Aging stem cells, latexin, and longevity.
  Exp Cell Res, 314, 1962-1972.  
17996039 I.Pallarés, C.Berenguer, F.X.Avilés, J.Vendrell, and S.Ventura (2007).
Self-assembly of human latexin into amyloid-like oligomers.
  BMC Struct Biol, 7, 75.  
17152080 R.Koike, K.Kinoshita, and A.Kidera (2007).
Probabilistic alignment detects remote homology in a pair of protein sequences without homologous sequence information.
  Proteins, 66, 655-663.  
17220891 Y.Liang, M.Jansen, B.Aronow, H.Geiger, and G.Van Zant (2007).
The quantitative trait gene latexin influences the size of the hematopoietic stem cell population in mice.
  Nat Genet, 39, 178-188.  
15893421 D.Keppler (2006).
Towards novel anti-cancer strategies based on cystatin function.
  Cancer Lett, 235, 159-176.  
17112720 P.R.Mittl, and M.G.Grütter (2006).
Opportunities for structure-based design of protease-directed drugs.
  Curr Opin Struct Biol, 16, 769-775.  
16556043 D.Keppler, and F.Sierra (2005).
Role of cystatins in tumor neovascularization.
  Future Oncol, 1, 661-672.  

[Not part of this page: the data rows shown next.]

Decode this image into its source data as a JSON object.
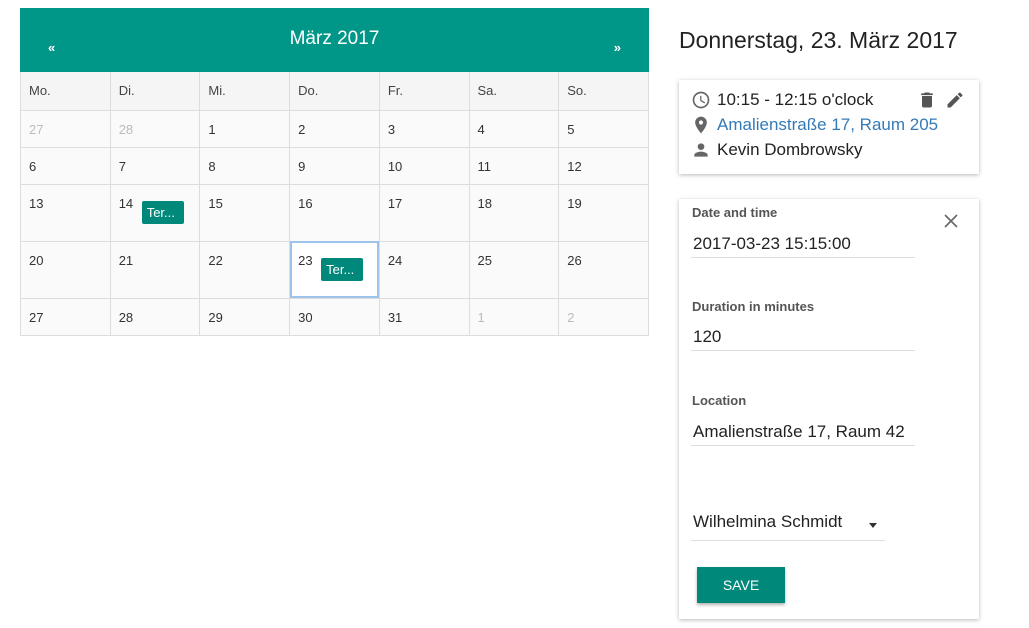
{
  "calendar": {
    "month_title": "März 2017",
    "prev_label": "«",
    "next_label": "»",
    "weekdays": [
      "Mo.",
      "Di.",
      "Mi.",
      "Do.",
      "Fr.",
      "Sa.",
      "So."
    ],
    "weeks": [
      [
        "27",
        "28",
        "1",
        "2",
        "3",
        "4",
        "5"
      ],
      [
        "6",
        "7",
        "8",
        "9",
        "10",
        "11",
        "12"
      ],
      [
        "13",
        "14",
        "15",
        "16",
        "17",
        "18",
        "19"
      ],
      [
        "20",
        "21",
        "22",
        "23",
        "24",
        "25",
        "26"
      ],
      [
        "27",
        "28",
        "29",
        "30",
        "31",
        "1",
        "2"
      ]
    ],
    "events": [
      {
        "label": "Ter..."
      },
      {
        "label": "Ter..."
      }
    ]
  },
  "day_title": "Donnerstag, 23. März 2017",
  "event": {
    "time": "10:15 - 12:15 o'clock",
    "location": "Amalienstraße 17, Raum 205",
    "person": "Kevin Dombrowsky"
  },
  "form": {
    "datetime_label": "Date and time",
    "datetime_value": "2017-03-23 15:15:00",
    "duration_label": "Duration in minutes",
    "duration_value": "120",
    "location_label": "Location",
    "location_value": "Amalienstraße 17, Raum 42",
    "person_selected": "Wilhelmina Schmidt",
    "save_label": "SAVE"
  },
  "colors": {
    "accent": "#009688",
    "button": "#00897b",
    "link": "#337ab7"
  }
}
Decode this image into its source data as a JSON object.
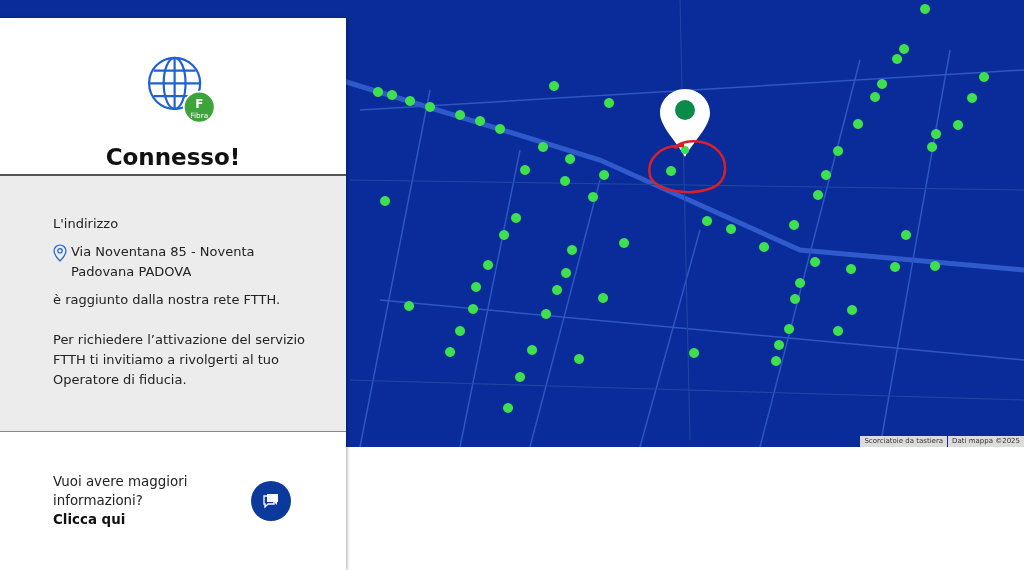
{
  "status": {
    "title": "Connesso!",
    "badge_letter": "F",
    "badge_label": "Fibra"
  },
  "details": {
    "intro": "L'indirizzo",
    "address": "Via Noventana 85 - Noventa Padovana PADOVA",
    "reach": "è raggiunto dalla nostra rete FTTH.",
    "advice": "Per richiedere l’attivazione del servizio FTTH ti invitiamo a rivolgerti al tuo Operatore di fiducia."
  },
  "contact": {
    "question": "Vuoi avere maggiori informazioni?",
    "link": "Clicca qui"
  },
  "map": {
    "attribution": [
      "Scorciatoie da tastiera",
      "Dati mappa ©2025"
    ]
  }
}
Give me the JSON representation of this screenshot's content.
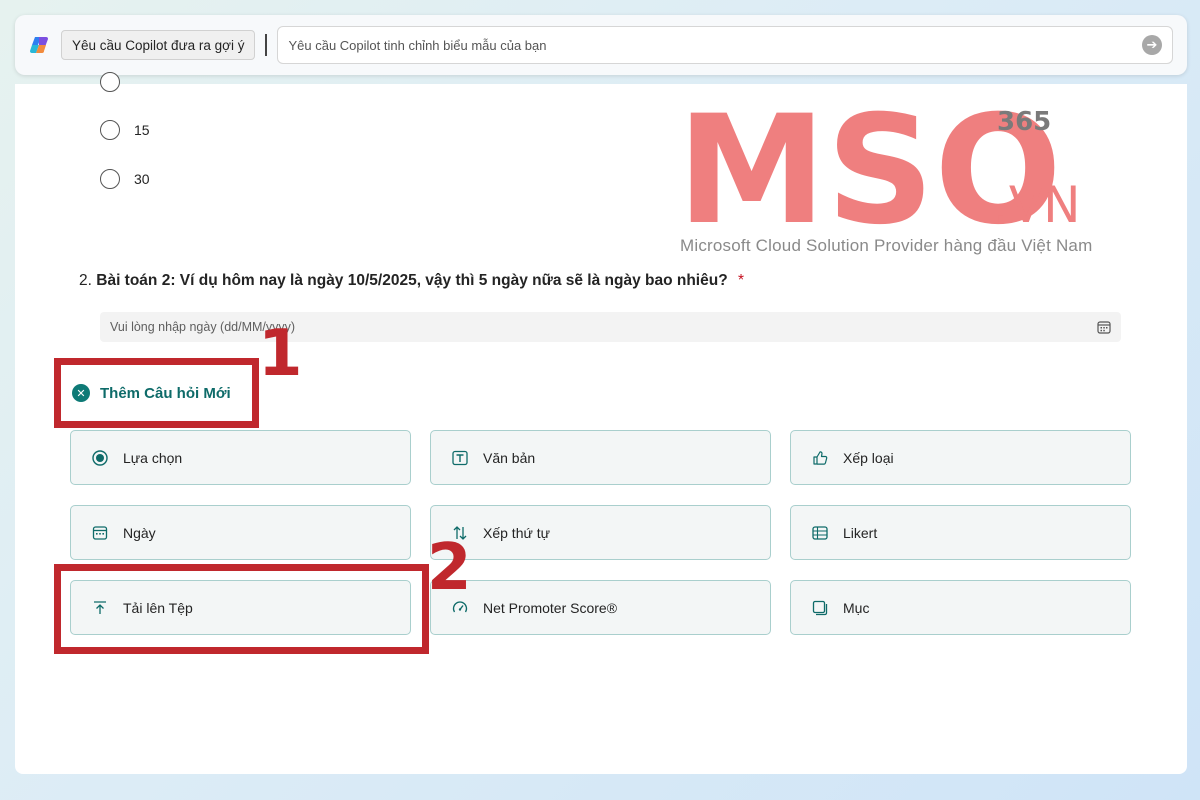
{
  "copilot": {
    "suggest_button": "Yêu cầu Copilot đưa ra gợi ý",
    "input_placeholder": "Yêu cầu Copilot tinh chỉnh biểu mẫu của bạn"
  },
  "watermark": {
    "brand": "MSO",
    "suffix": ".VN",
    "badge": "365",
    "tagline": "Microsoft Cloud Solution Provider hàng đầu Việt Nam"
  },
  "options_prev": [
    "15",
    "30"
  ],
  "question": {
    "number": "2.",
    "title": "Bài toán 2: Ví dụ hôm nay là ngày 10/5/2025, vậy thì 5 ngày nữa sẽ là ngày bao nhiêu?",
    "required_mark": "*",
    "date_placeholder": "Vui lòng nhập ngày (dd/MM/yyyy)"
  },
  "add_question": {
    "label": "Thêm Câu hỏi Mới"
  },
  "annotations": {
    "step1": "1",
    "step2": "2",
    "color": "#c0282d"
  },
  "question_types": [
    {
      "label": "Lựa chọn",
      "icon": "radio-choice-icon"
    },
    {
      "label": "Văn bản",
      "icon": "text-box-icon"
    },
    {
      "label": "Xếp loại",
      "icon": "thumb-up-icon"
    },
    {
      "label": "Ngày",
      "icon": "calendar-icon"
    },
    {
      "label": "Xếp thứ tự",
      "icon": "sort-arrows-icon"
    },
    {
      "label": "Likert",
      "icon": "likert-grid-icon"
    },
    {
      "label": "Tải lên Tệp",
      "icon": "upload-icon"
    },
    {
      "label": "Net Promoter Score®",
      "icon": "gauge-icon"
    },
    {
      "label": "Mục",
      "icon": "section-icon"
    }
  ],
  "colors": {
    "accent": "#0e6b69",
    "option_border": "#a9cfcd",
    "watermark": "#ef7f7f"
  }
}
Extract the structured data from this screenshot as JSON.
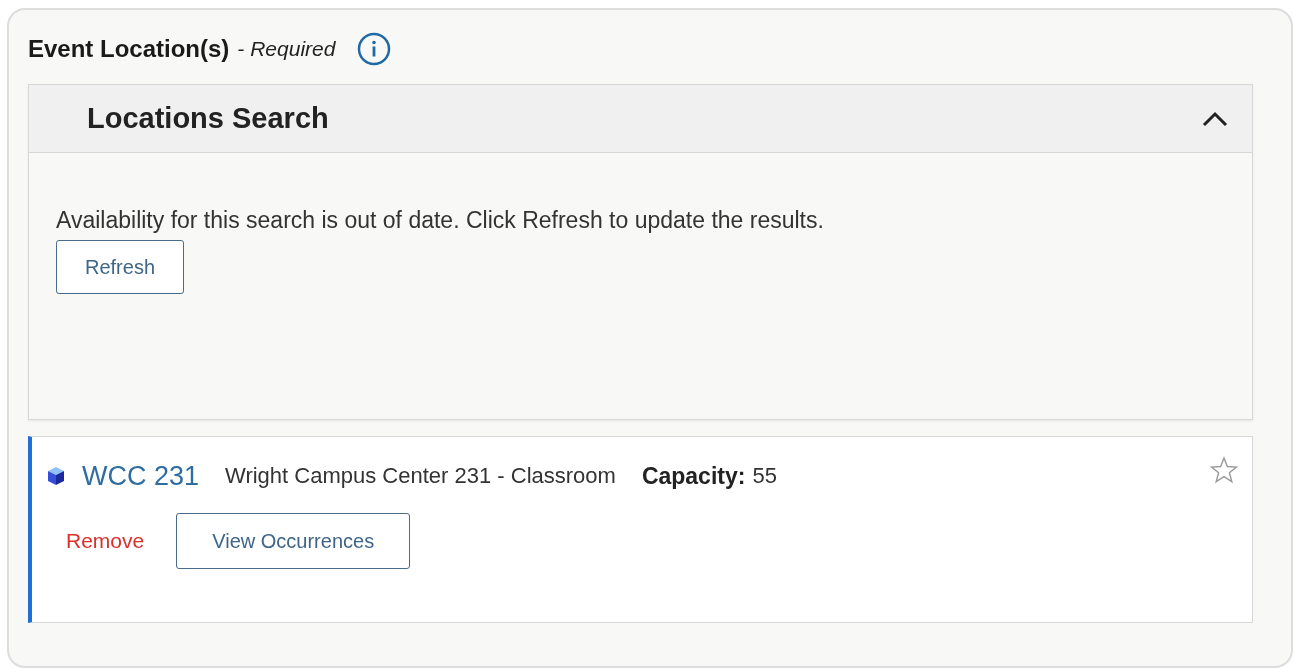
{
  "section": {
    "title": "Event Location(s)",
    "required_note": "- Required"
  },
  "search_panel": {
    "title": "Locations Search",
    "expanded": true,
    "message": "Availability for this search is out of date. Click Refresh to update the results.",
    "refresh_button": "Refresh"
  },
  "locations": [
    {
      "code": "WCC 231",
      "name": "Wright Campus Center 231 - Classroom",
      "capacity_label": "Capacity:",
      "capacity": "55",
      "favorite": false,
      "remove_link": "Remove",
      "occurrences_button": "View Occurrences"
    }
  ]
}
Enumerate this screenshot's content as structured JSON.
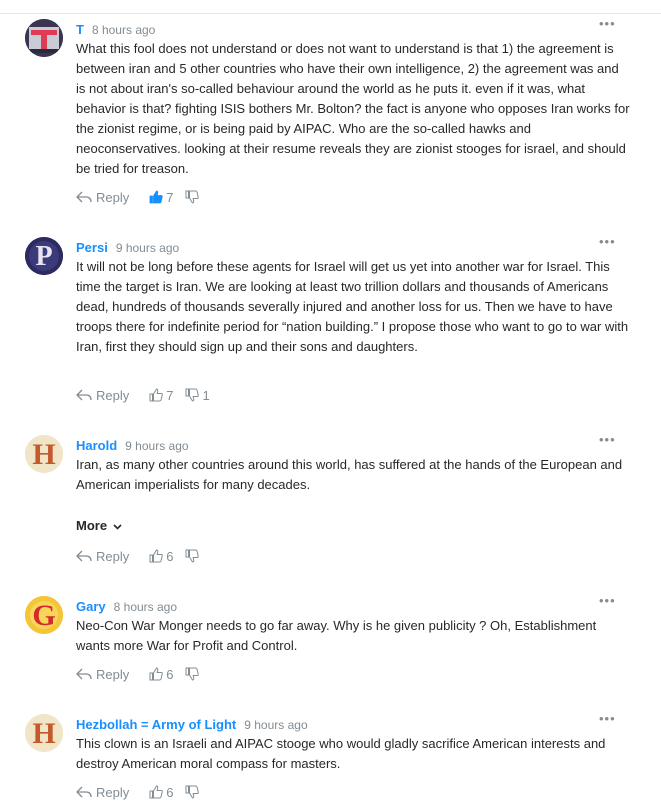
{
  "labels": {
    "reply": "Reply",
    "more": "More"
  },
  "colors": {
    "author": "#188fff",
    "muted": "#828c93",
    "liked": "#188fff"
  },
  "comments": [
    {
      "author": "T",
      "time": "8 hours ago",
      "avatar_icon": "t-letter-avatar-icon",
      "text": "What this fool does not understand or does not want to understand is that 1) the agreement is between iran and 5 other countries who have their own intelligence, 2) the agreement was and is not about iran's so-called behaviour around the world as he puts it. even if it was, what behavior is that? fighting ISIS bothers Mr. Bolton? the fact is anyone who opposes Iran works for the zionist regime, or is being paid by AIPAC. Who are the so-called hawks and neoconservatives. looking at their resume reveals they are zionist stooges for israel, and should be tried for treason.",
      "likes": "7",
      "dislikes": "",
      "liked": true
    },
    {
      "author": "Persi",
      "time": "9 hours ago",
      "avatar_icon": "p-letter-avatar-icon",
      "text": "It will not be long before these agents for Israel will get us yet into another war for Israel. This time the target is Iran. We are looking at least two trillion dollars and thousands of Americans dead, hundreds of thousands severally injured and another loss for us. Then we have to have troops there for indefinite period for “nation building.” I propose those who want to go to war with Iran, first they should sign up and their sons and daughters.",
      "likes": "7",
      "dislikes": "1",
      "liked": false
    },
    {
      "author": "Harold",
      "time": "9 hours ago",
      "avatar_icon": "h-letter-avatar-icon",
      "text": "Iran, as many other countries around this world, has suffered at the hands of the European and American imperialists for many decades.",
      "likes": "6",
      "dislikes": "",
      "liked": false,
      "more": true
    },
    {
      "author": "Gary",
      "time": "8 hours ago",
      "avatar_icon": "g-letter-avatar-icon",
      "text": "Neo-Con War Monger needs to go far away. Why is he given publicity ? Oh, Establishment wants more War for Profit and Control.",
      "likes": "6",
      "dislikes": "",
      "liked": false
    },
    {
      "author": "Hezbollah = Army of Light",
      "time": "9 hours ago",
      "avatar_icon": "h-letter-avatar-icon",
      "text": "This clown is an Israeli and AIPAC stooge who would gladly sacrifice American interests and destroy American moral compass for masters.",
      "likes": "6",
      "dislikes": "",
      "liked": false
    }
  ]
}
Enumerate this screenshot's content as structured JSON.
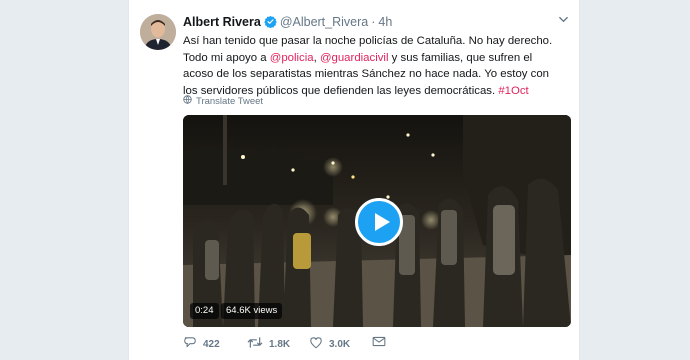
{
  "author": {
    "name": "Albert Rivera",
    "handle": "@Albert_Rivera",
    "time": "4h"
  },
  "tweet": {
    "line1_a": "Así han tenido que pasar la noche policías de Cataluña. No hay derecho. Todo mi apoyo a ",
    "mention1": "@policia",
    "sep": ", ",
    "mention2": "@guardiacivil",
    "line1_b": " y sus familias, que sufren el acoso de los separatistas mientras Sánchez no hace nada. Yo estoy con los servidores públicos que defienden las leyes democráticas. ",
    "hashtag": "#1Oct"
  },
  "translate_label": "Translate Tweet",
  "video": {
    "duration": "0:24",
    "views": "64.6K views"
  },
  "actions": {
    "replies": "422",
    "retweets": "1.8K",
    "likes": "3.0K"
  },
  "icons": {
    "verified": "verified-badge-icon",
    "caret": "chevron-down-icon",
    "globe": "globe-icon",
    "play": "play-icon",
    "reply": "reply-icon",
    "retweet": "retweet-icon",
    "like": "heart-icon",
    "dm": "envelope-icon"
  },
  "colors": {
    "accent": "#1da1f2",
    "link": "#e0245e",
    "secondary": "#657786"
  }
}
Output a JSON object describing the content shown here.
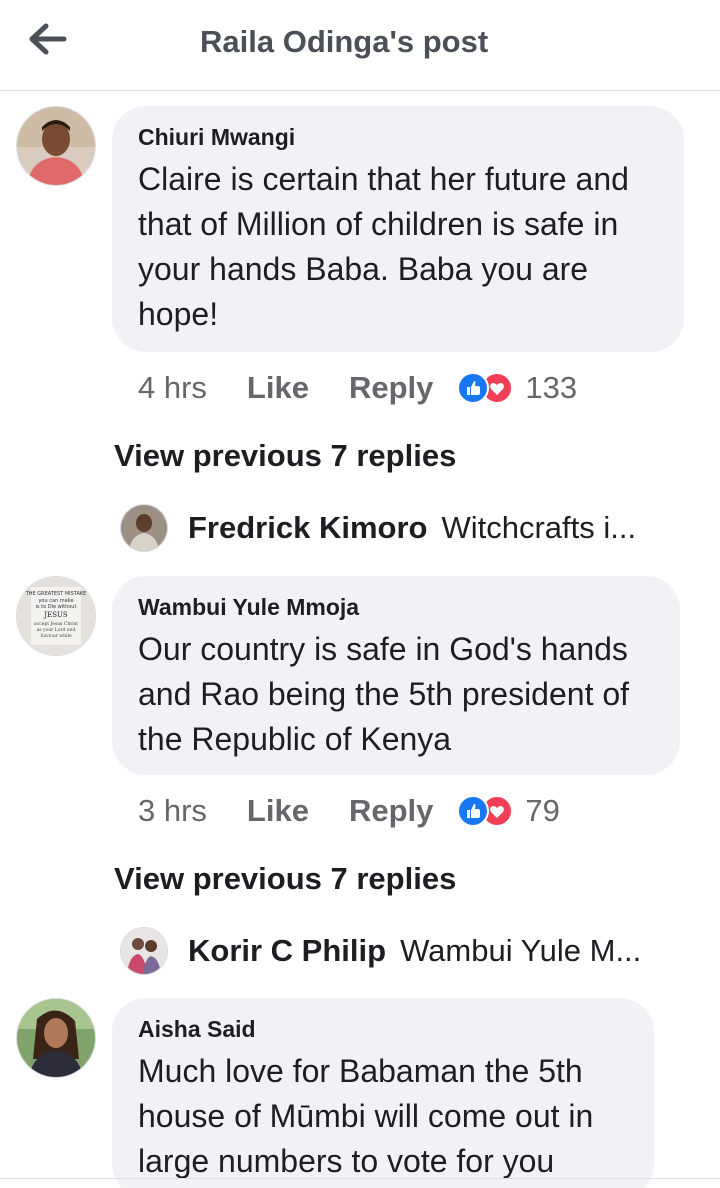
{
  "header": {
    "title": "Raila Odinga's post",
    "back_icon": "arrow-left-icon"
  },
  "comments": [
    {
      "author": "Chiuri Mwangi",
      "text": "Claire is certain that her future and that of Million of children is safe in your hands Baba. Baba you are hope!",
      "time": "4 hrs",
      "like_label": "Like",
      "reply_label": "Reply",
      "reactions": [
        "like",
        "love"
      ],
      "reaction_count": "133",
      "view_previous": "View previous 7 replies",
      "reply_preview": {
        "author": "Fredrick Kimoro",
        "text": "Witchcrafts i..."
      }
    },
    {
      "author": "Wambui Yule Mmoja",
      "text": "Our country is safe in God's hands and Rao being the 5th president of the Republic of Kenya",
      "time": "3 hrs",
      "like_label": "Like",
      "reply_label": "Reply",
      "reactions": [
        "like",
        "love"
      ],
      "reaction_count": "79",
      "view_previous": "View previous 7 replies",
      "reply_preview": {
        "author": "Korir C Philip",
        "text": "Wambui Yule M..."
      },
      "avatar_text": [
        "THE GREATEST MISTAKE",
        "you can make",
        "is to Die without",
        "JESUS",
        "accept Jesus Christ",
        "as your Lord and",
        "Saviour while"
      ]
    },
    {
      "author": "Aisha Said",
      "text": "Much love for Babaman the 5th house of Mūmbi will come out in large numbers to vote for you"
    }
  ],
  "colors": {
    "bubble": "#f0f2f5",
    "meta_text": "#65676b",
    "like_blue": "#1877f2",
    "love_red": "#f33e58"
  }
}
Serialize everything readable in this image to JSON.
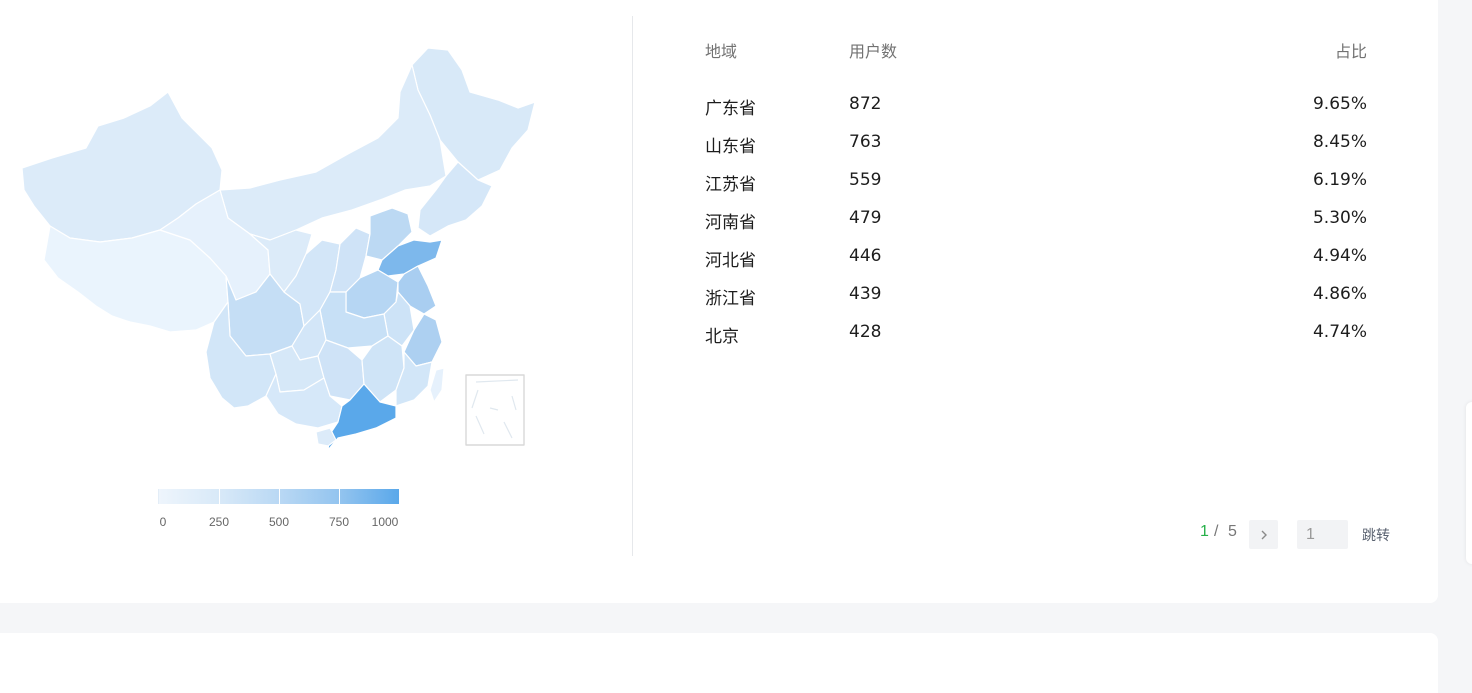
{
  "colors": {
    "accent_green": "#27b04a",
    "map_low": "#e8f3fc",
    "map_high": "#5aa8ea",
    "page_bg": "#f5f6f8"
  },
  "map": {
    "legend": {
      "ticks": [
        "0",
        "250",
        "500",
        "750",
        "1000"
      ],
      "max": 1000
    }
  },
  "table": {
    "headers": {
      "region": "地域",
      "users": "用户数",
      "ratio": "占比"
    },
    "rows": [
      {
        "region": "广东省",
        "users": "872",
        "ratio": "9.65%"
      },
      {
        "region": "山东省",
        "users": "763",
        "ratio": "8.45%"
      },
      {
        "region": "江苏省",
        "users": "559",
        "ratio": "6.19%"
      },
      {
        "region": "河南省",
        "users": "479",
        "ratio": "5.30%"
      },
      {
        "region": "河北省",
        "users": "446",
        "ratio": "4.94%"
      },
      {
        "region": "浙江省",
        "users": "439",
        "ratio": "4.86%"
      },
      {
        "region": "北京",
        "users": "428",
        "ratio": "4.74%"
      }
    ]
  },
  "pagination": {
    "current": "1",
    "separator": "/",
    "total": "5",
    "next_icon": "chevron-right-icon",
    "jump_input_value": "1",
    "jump_label": "跳转"
  }
}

The most recent references are shown first. Citation data come partly from CiteXplore and partly from an automated harvesting procedure. Note that this is likely to be only a partial list as not all journals are covered by either method. However, we are continually building up the citation data so more and more references will be included with time.